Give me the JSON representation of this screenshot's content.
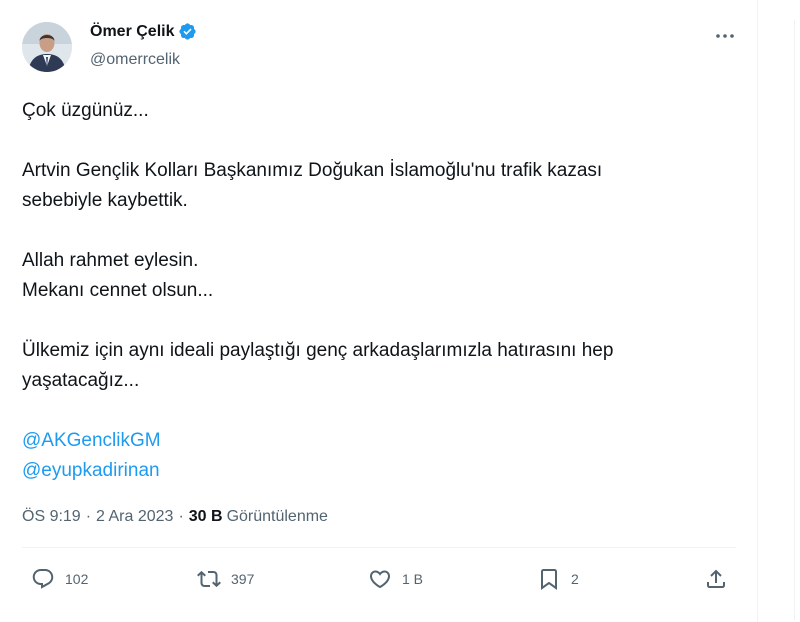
{
  "author": {
    "name": "Ömer Çelik",
    "handle": "@omerrcelik",
    "verified_color": "#1d9bf0"
  },
  "tweet": {
    "paragraphs": [
      [
        "Çok üzgünüz..."
      ],
      [
        "Artvin Gençlik Kolları Başkanımız Doğukan İslamoğlu'nu trafik kazası",
        "sebebiyle kaybettik."
      ],
      [
        "Allah rahmet eylesin.",
        "Mekanı cennet olsun..."
      ],
      [
        "Ülkemiz için aynı ideali paylaştığı genç arkadaşlarımızla hatırasını hep",
        "yaşatacağız..."
      ]
    ],
    "mentions": [
      "@AKGenclikGM",
      "@eyupkadirinan"
    ],
    "time": "ÖS 9:19",
    "date": "2 Ara 2023",
    "views_count": "30 B",
    "views_label": "Görüntülenme",
    "separator": "·"
  },
  "actions": {
    "replies": "102",
    "retweets": "397",
    "likes": "1 B",
    "bookmarks": "2"
  },
  "icons": [
    "verified-badge-icon",
    "more-icon",
    "reply-icon",
    "retweet-icon",
    "like-icon",
    "bookmark-icon",
    "share-icon"
  ],
  "colors": {
    "link": "#1d9bf0",
    "secondary_text": "#536471",
    "primary_text": "#0f1419"
  }
}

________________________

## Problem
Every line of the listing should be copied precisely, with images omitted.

## Output
Give me the JSON representation of this screenshot's content.
{
  "author": {
    "name": "Ömer Çelik",
    "handle": "@omerrcelik",
    "verified_color": "#1d9bf0"
  },
  "tweet": {
    "paragraphs": [
      [
        "Çok üzgünüz..."
      ],
      [
        "Artvin Gençlik Kolları Başkanımız Doğukan İslamoğlu'nu trafik kazası",
        "sebebiyle kaybettik."
      ],
      [
        "Allah rahmet eylesin.",
        "Mekanı cennet olsun..."
      ],
      [
        "Ülkemiz için aynı ideali paylaştığı genç arkadaşlarımızla hatırasını hep",
        "yaşatacağız..."
      ]
    ],
    "mentions": [
      "@AKGenclikGM",
      "@eyupkadirinan"
    ],
    "time": "ÖS 9:19",
    "date": "2 Ara 2023",
    "views_count": "30 B",
    "views_label": "Görüntülenme",
    "separator": "·"
  },
  "actions": {
    "replies": "102",
    "retweets": "397",
    "likes": "1 B",
    "bookmarks": "2"
  },
  "icons": [
    "verified-badge-icon",
    "more-icon",
    "reply-icon",
    "retweet-icon",
    "like-icon",
    "bookmark-icon",
    "share-icon"
  ],
  "colors": {
    "link": "#1d9bf0",
    "secondary_text": "#536471",
    "primary_text": "#0f1419"
  }
}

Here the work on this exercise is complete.